- [To do]: Your task is to find every line of the data that holds the string "Final" and copy it.

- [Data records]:
+--

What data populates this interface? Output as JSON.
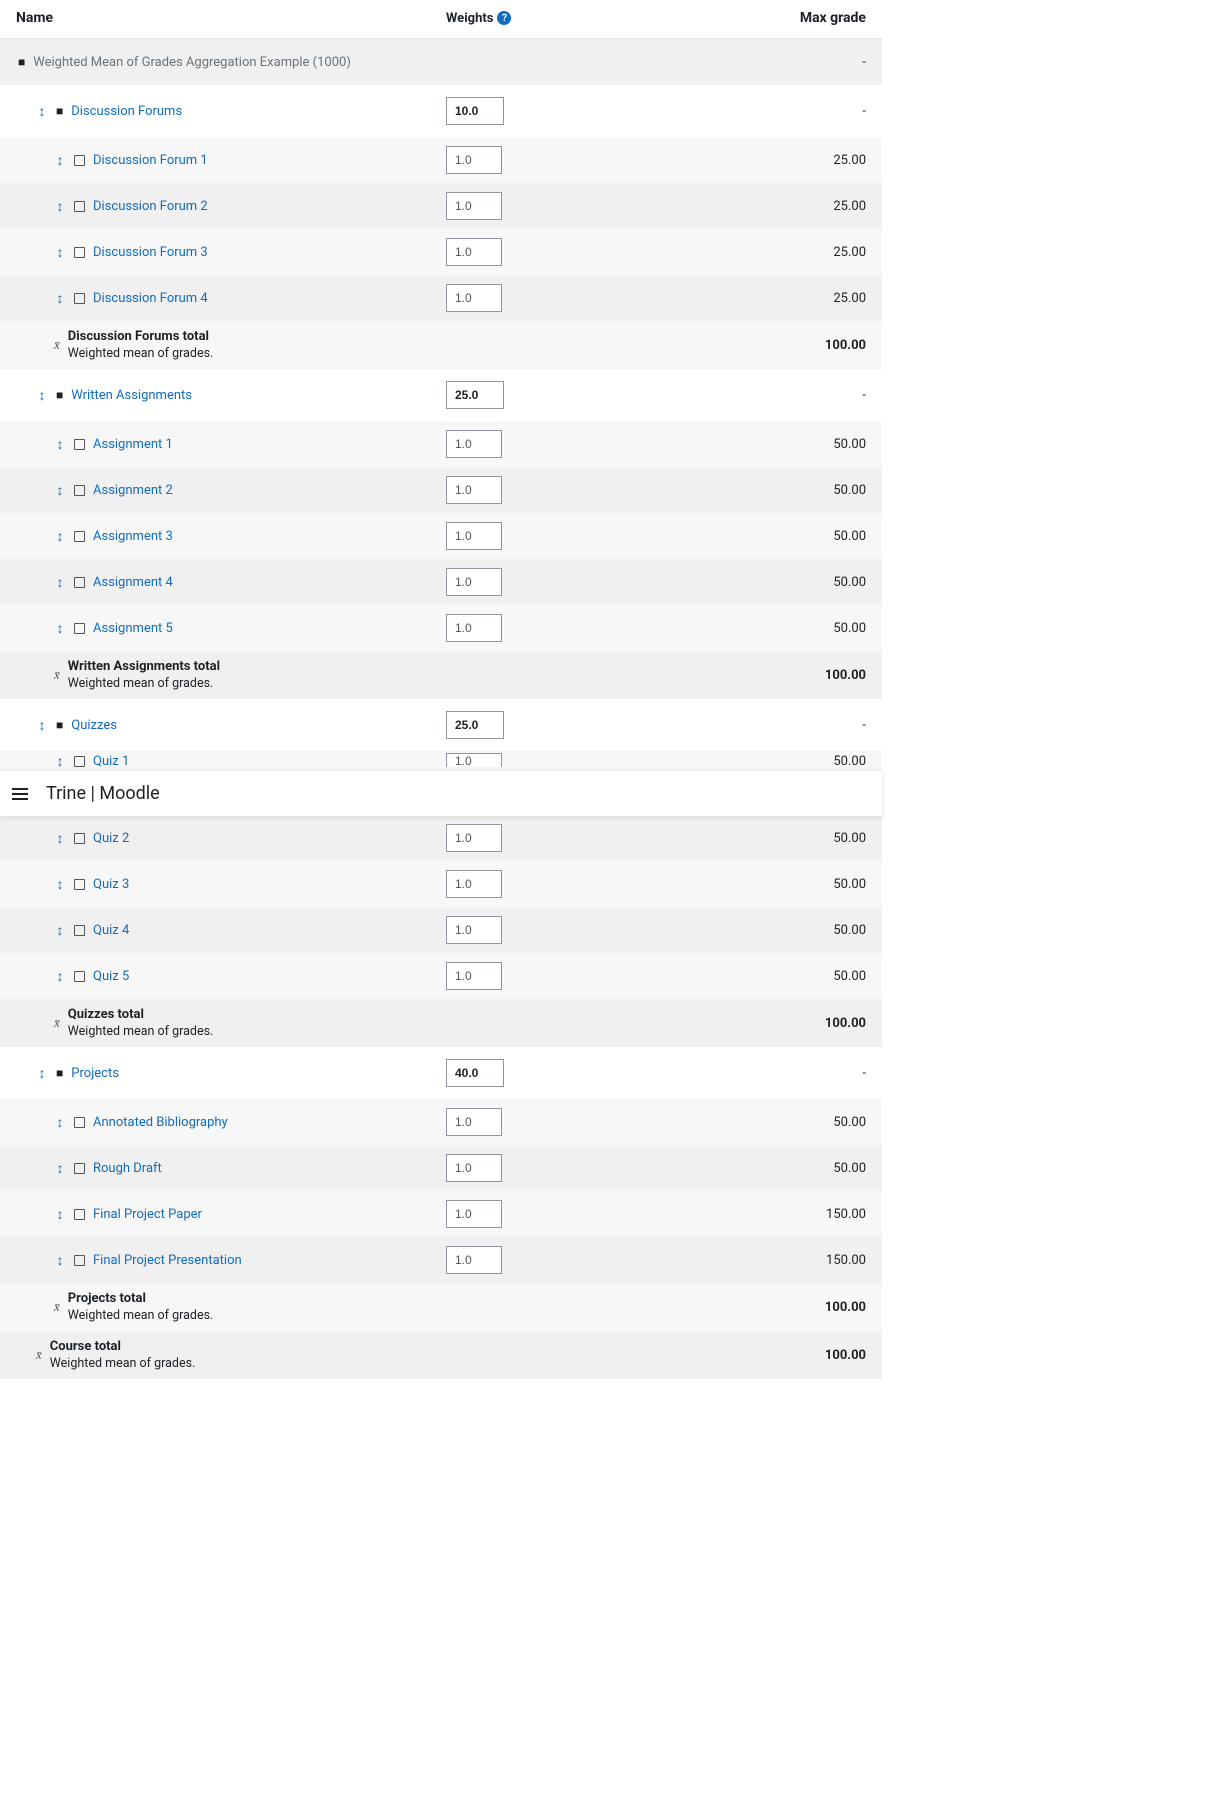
{
  "headers": {
    "name": "Name",
    "weights": "Weights",
    "max": "Max grade"
  },
  "sticky": {
    "title": "Trine | Moodle"
  },
  "top_category": {
    "name": "Weighted Mean of Grades Aggregation Example (1000)",
    "max": "-"
  },
  "categories": [
    {
      "name": "Discussion Forums",
      "weight": "10.0",
      "max": "-",
      "items": [
        {
          "name": "Discussion Forum 1",
          "weight": "1.0",
          "max": "25.00"
        },
        {
          "name": "Discussion Forum 2",
          "weight": "1.0",
          "max": "25.00"
        },
        {
          "name": "Discussion Forum 3",
          "weight": "1.0",
          "max": "25.00"
        },
        {
          "name": "Discussion Forum 4",
          "weight": "1.0",
          "max": "25.00"
        }
      ],
      "total": {
        "title": "Discussion Forums total",
        "sub": "Weighted mean of grades.",
        "max": "100.00"
      }
    },
    {
      "name": "Written Assignments",
      "weight": "25.0",
      "max": "-",
      "items": [
        {
          "name": "Assignment 1",
          "weight": "1.0",
          "max": "50.00"
        },
        {
          "name": "Assignment 2",
          "weight": "1.0",
          "max": "50.00"
        },
        {
          "name": "Assignment 3",
          "weight": "1.0",
          "max": "50.00"
        },
        {
          "name": "Assignment 4",
          "weight": "1.0",
          "max": "50.00"
        },
        {
          "name": "Assignment 5",
          "weight": "1.0",
          "max": "50.00"
        }
      ],
      "total": {
        "title": "Written Assignments total",
        "sub": "Weighted mean of grades.",
        "max": "100.00"
      }
    },
    {
      "name": "Quizzes",
      "weight": "25.0",
      "max": "-",
      "items": [
        {
          "name": "Quiz 1",
          "weight": "1.0",
          "max": "50.00"
        },
        {
          "name": "Quiz 2",
          "weight": "1.0",
          "max": "50.00"
        },
        {
          "name": "Quiz 3",
          "weight": "1.0",
          "max": "50.00"
        },
        {
          "name": "Quiz 4",
          "weight": "1.0",
          "max": "50.00"
        },
        {
          "name": "Quiz 5",
          "weight": "1.0",
          "max": "50.00"
        }
      ],
      "total": {
        "title": "Quizzes total",
        "sub": "Weighted mean of grades.",
        "max": "100.00"
      }
    },
    {
      "name": "Projects",
      "weight": "40.0",
      "max": "-",
      "items": [
        {
          "name": "Annotated Bibliography",
          "weight": "1.0",
          "max": "50.00"
        },
        {
          "name": "Rough Draft",
          "weight": "1.0",
          "max": "50.00"
        },
        {
          "name": "Final Project Paper",
          "weight": "1.0",
          "max": "150.00"
        },
        {
          "name": "Final Project Presentation",
          "weight": "1.0",
          "max": "150.00"
        }
      ],
      "total": {
        "title": "Projects total",
        "sub": "Weighted mean of grades.",
        "max": "100.00"
      }
    }
  ],
  "course_total": {
    "title": "Course total",
    "sub": "Weighted mean of grades.",
    "max": "100.00"
  }
}
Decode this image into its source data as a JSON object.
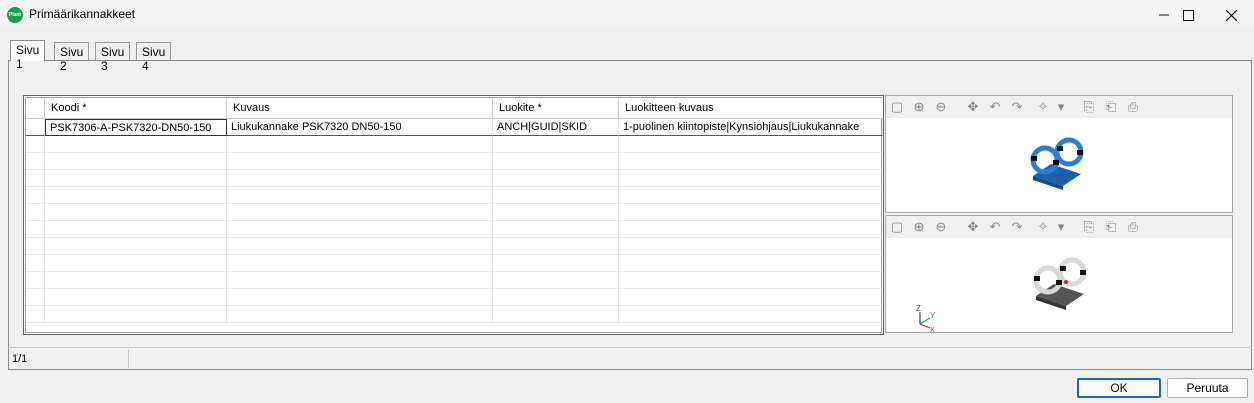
{
  "window": {
    "title": "Primäärikannakkeet",
    "icon_text": "Plant"
  },
  "tabs": [
    {
      "label": "Sivu 1",
      "active": true
    },
    {
      "label": "Sivu 2",
      "active": false
    },
    {
      "label": "Sivu 3",
      "active": false
    },
    {
      "label": "Sivu 4",
      "active": false
    }
  ],
  "table": {
    "columns": [
      "Koodi *",
      "Kuvaus",
      "Luokite *",
      "Luokitteen kuvaus"
    ],
    "rows": [
      [
        "PSK7306-A-PSK7320-DN50-150",
        "Liukukannake PSK7320 DN50-150",
        "ANCH|GUID|SKID",
        "1-puolinen kiintopiste|Kynsiohjaus|Liukukannake"
      ]
    ]
  },
  "status": {
    "page_counter": "1/1"
  },
  "buttons": {
    "ok": "OK",
    "cancel": "Peruuta"
  },
  "viewer": {
    "top_preview_color": "#2a7fd4",
    "bottom_preview_color": "#d8d8d8",
    "axes": {
      "x": "X",
      "y": "Y",
      "z": "Z"
    }
  }
}
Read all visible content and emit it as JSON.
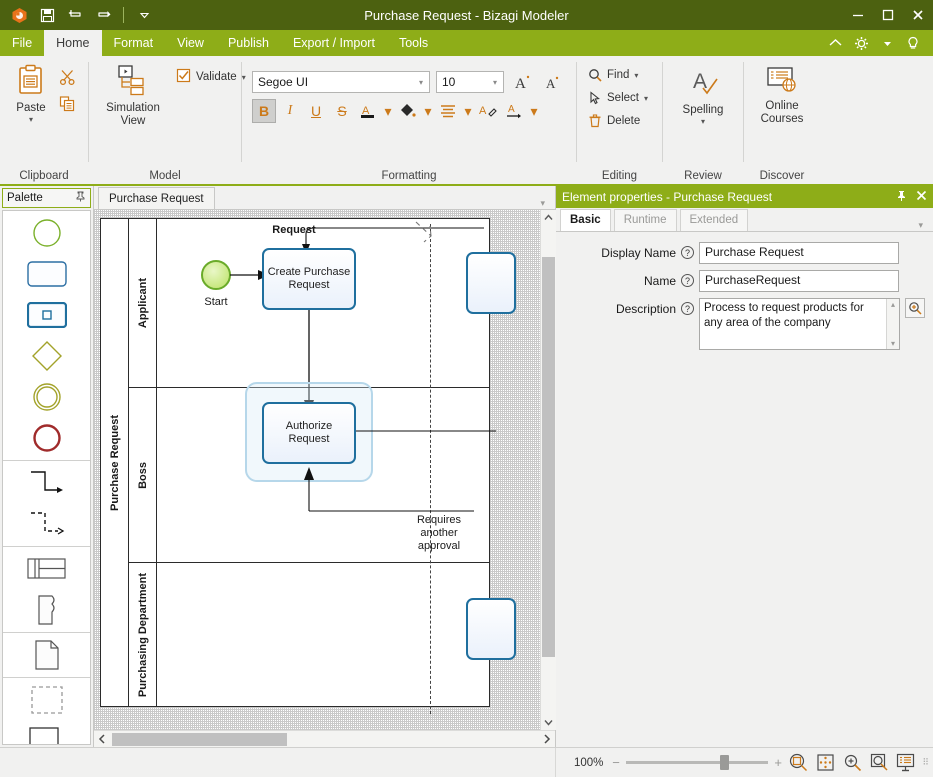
{
  "window": {
    "title": "Purchase Request - Bizagi Modeler",
    "app_icon": "bizagi-logo-icon",
    "quick_access": [
      {
        "name": "save-icon",
        "label": "Save"
      },
      {
        "name": "undo-icon",
        "label": "Undo"
      },
      {
        "name": "redo-icon",
        "label": "Redo"
      },
      {
        "name": "customize-quick-access-icon",
        "label": "Customize Quick Access Toolbar"
      }
    ],
    "controls": [
      {
        "name": "minimize-button",
        "glyph": "─"
      },
      {
        "name": "maximize-button",
        "glyph": "☐"
      },
      {
        "name": "close-button",
        "glyph": "✕"
      }
    ],
    "colors": {
      "titlebar": "#4c6110",
      "ribbon_green": "#8ead18",
      "ribbon_body": "#f1f1f0",
      "accent_orange": "#cc7a1a",
      "task_border": "#1f6f9e",
      "start_event": "#6aab2a"
    }
  },
  "ribbon": {
    "tabs": [
      {
        "label": "File",
        "active": false
      },
      {
        "label": "Home",
        "active": true
      },
      {
        "label": "Format",
        "active": false
      },
      {
        "label": "View",
        "active": false
      },
      {
        "label": "Publish",
        "active": false
      },
      {
        "label": "Export / Import",
        "active": false
      },
      {
        "label": "Tools",
        "active": false
      }
    ],
    "right_icons": [
      {
        "name": "collapse-ribbon-icon"
      },
      {
        "name": "gear-icon"
      },
      {
        "name": "gear-dropdown-icon"
      },
      {
        "name": "help-lightbulb-icon"
      }
    ],
    "groups": [
      {
        "label": "Clipboard",
        "big": {
          "label": "Paste",
          "icon": "paste-icon",
          "has_dropdown": true
        },
        "small": [
          {
            "label": "Cut",
            "icon": "scissors-icon"
          },
          {
            "label": "Copy",
            "icon": "copy-icon"
          }
        ]
      },
      {
        "label": "Model",
        "big": {
          "label": "Simulation View",
          "icon": "simulation-view-icon"
        },
        "small": [
          {
            "label": "Validate",
            "icon": "validate-checkbox-icon",
            "has_dropdown": true
          }
        ]
      },
      {
        "label": "Formatting",
        "font_name": "Segoe UI",
        "font_size": "10",
        "grow_font": "A",
        "shrink_font": "A",
        "buttons": [
          {
            "name": "bold-button",
            "glyph": "B",
            "active": true
          },
          {
            "name": "italic-button",
            "glyph": "I",
            "active": false
          },
          {
            "name": "underline-button",
            "glyph": "U",
            "active": false
          },
          {
            "name": "strikethrough-button",
            "glyph": "S",
            "active": false
          },
          {
            "name": "font-color-button",
            "glyph": "A",
            "active": false
          },
          {
            "name": "fill-color-button",
            "glyph": "◆",
            "active": false
          },
          {
            "name": "align-button",
            "glyph": "≡",
            "active": false
          },
          {
            "name": "format-painter-button",
            "glyph": "A",
            "active": false
          },
          {
            "name": "text-direction-button",
            "glyph": "A",
            "active": false
          }
        ]
      },
      {
        "label": "Editing",
        "small": [
          {
            "label": "Find",
            "icon": "search-icon",
            "has_dropdown": true
          },
          {
            "label": "Select",
            "icon": "cursor-select-icon",
            "has_dropdown": true
          },
          {
            "label": "Delete",
            "icon": "trash-icon",
            "has_dropdown": false
          }
        ]
      },
      {
        "label": "Review",
        "big": {
          "label": "Spelling",
          "icon": "spelling-check-icon",
          "has_dropdown": true
        }
      },
      {
        "label": "Discover",
        "big": {
          "label": "Online Courses",
          "icon": "online-courses-icon"
        }
      }
    ]
  },
  "palette": {
    "title": "Palette",
    "pin_icon": "pin-icon",
    "sections": [
      {
        "items": [
          {
            "name": "palette-start-event",
            "shape": "circle-green"
          },
          {
            "name": "palette-task",
            "shape": "rounded-rect-blue"
          },
          {
            "name": "palette-subprocess",
            "shape": "rounded-rect-subprocess"
          },
          {
            "name": "palette-gateway",
            "shape": "diamond-olive"
          },
          {
            "name": "palette-intermediate-event",
            "shape": "double-circle-olive"
          },
          {
            "name": "palette-end-event",
            "shape": "circle-red-thick"
          }
        ]
      },
      {
        "items": [
          {
            "name": "palette-sequence-flow",
            "shape": "solid-connector"
          },
          {
            "name": "palette-message-flow",
            "shape": "dashed-connector"
          }
        ]
      },
      {
        "items": [
          {
            "name": "palette-pool",
            "shape": "pool-table"
          },
          {
            "name": "palette-data-object",
            "shape": "data-object"
          }
        ]
      },
      {
        "items": [
          {
            "name": "palette-text-annotation-page",
            "shape": "page"
          }
        ]
      },
      {
        "items": [
          {
            "name": "palette-group",
            "shape": "dashed-square"
          },
          {
            "name": "palette-annotation",
            "shape": "annotation-link"
          }
        ]
      }
    ]
  },
  "document_tabs": [
    {
      "label": "Purchase Request",
      "active": true
    }
  ],
  "diagram": {
    "pool_name": "Purchase Request",
    "lanes": [
      {
        "name": "Applicant"
      },
      {
        "name": "Boss"
      },
      {
        "name": "Purchasing Department"
      }
    ],
    "elements": [
      {
        "type": "start-event",
        "label": "Start"
      },
      {
        "type": "task",
        "label": "Create Purchase Request",
        "selected": false
      },
      {
        "type": "task",
        "label": "Authorize Request",
        "selected": true
      }
    ],
    "flow_labels": [
      {
        "text": "Request"
      },
      {
        "text": "Requires another approval"
      }
    ]
  },
  "properties": {
    "header": "Element properties - Purchase Request",
    "pin_icon": "pin-icon",
    "close_icon": "close-icon",
    "tabs": [
      {
        "label": "Basic",
        "active": true
      },
      {
        "label": "Runtime",
        "active": false
      },
      {
        "label": "Extended",
        "active": false
      }
    ],
    "fields": [
      {
        "label": "Display Name",
        "value": "Purchase Request",
        "type": "text",
        "help": "?"
      },
      {
        "label": "Name",
        "value": "PurchaseRequest",
        "type": "text",
        "help": "?"
      },
      {
        "label": "Description",
        "value": "Process to request products for any area of the company",
        "type": "textarea",
        "help": "?"
      }
    ],
    "zoom_icon": "magnifier-plus-icon"
  },
  "statusbar": {
    "zoom_level": "100%",
    "zoom_out": "−",
    "zoom_in": "+",
    "buttons": [
      {
        "name": "zoom-to-selection-button"
      },
      {
        "name": "fit-to-page-button"
      },
      {
        "name": "zoom-in-button"
      },
      {
        "name": "zoom-region-button"
      },
      {
        "name": "full-screen-button"
      }
    ]
  }
}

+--

- [Written solution]:
          "name": "Final Project Paper",
          "name": "Final Project Presentation",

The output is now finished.